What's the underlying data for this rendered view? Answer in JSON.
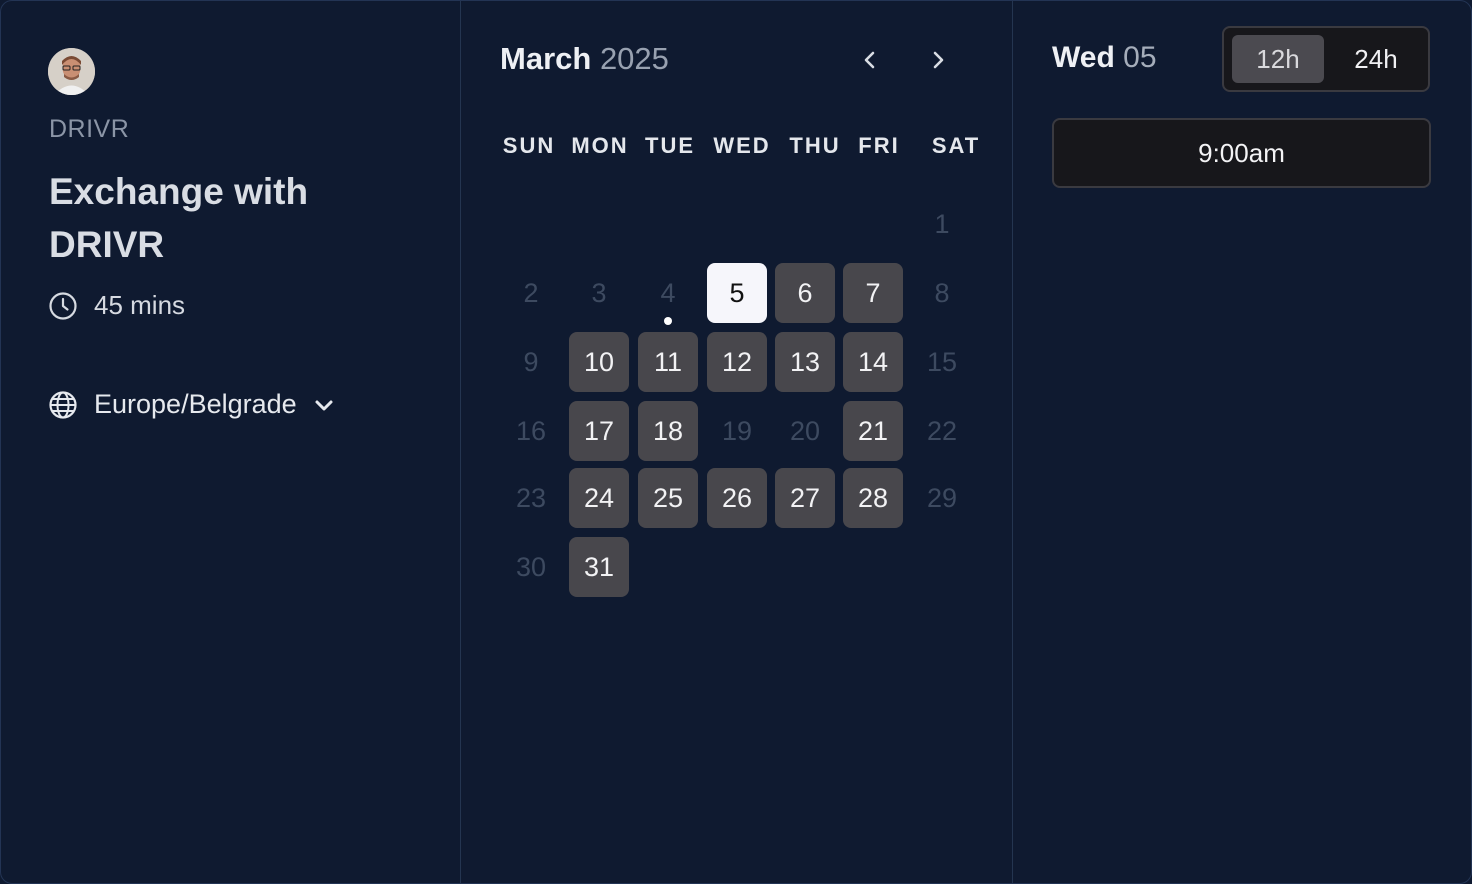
{
  "profile": {
    "org": "DRIVR",
    "event_title": "Exchange with DRIVR",
    "duration": "45 mins",
    "timezone": "Europe/Belgrade"
  },
  "calendar": {
    "month": "March",
    "year": "2025",
    "weekdays": [
      "SUN",
      "MON",
      "TUE",
      "WED",
      "THU",
      "FRI",
      "SAT"
    ],
    "days": {
      "d1": "1",
      "d2": "2",
      "d3": "3",
      "d4": "4",
      "d5": "5",
      "d6": "6",
      "d7": "7",
      "d8": "8",
      "d9": "9",
      "d10": "10",
      "d11": "11",
      "d12": "12",
      "d13": "13",
      "d14": "14",
      "d15": "15",
      "d16": "16",
      "d17": "17",
      "d18": "18",
      "d19": "19",
      "d20": "20",
      "d21": "21",
      "d22": "22",
      "d23": "23",
      "d24": "24",
      "d25": "25",
      "d26": "26",
      "d27": "27",
      "d28": "28",
      "d29": "29",
      "d30": "30",
      "d31": "31"
    },
    "available_days": [
      5,
      6,
      7,
      10,
      11,
      12,
      13,
      14,
      17,
      18,
      21,
      24,
      25,
      26,
      27,
      28,
      31
    ],
    "selected_day": 5,
    "today_day": 4
  },
  "schedule": {
    "day_name": "Wed",
    "day_number": "05",
    "format_12h": "12h",
    "format_24h": "24h",
    "active_format": "12h",
    "slots": [
      "9:00am"
    ]
  },
  "colors": {
    "background": "#0f1a30",
    "day_available": "#48474c",
    "day_selected": "#f6f6fb"
  }
}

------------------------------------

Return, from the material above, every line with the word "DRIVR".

    "org": "DRIVR",
    "event_title": "Exchange with DRIVR",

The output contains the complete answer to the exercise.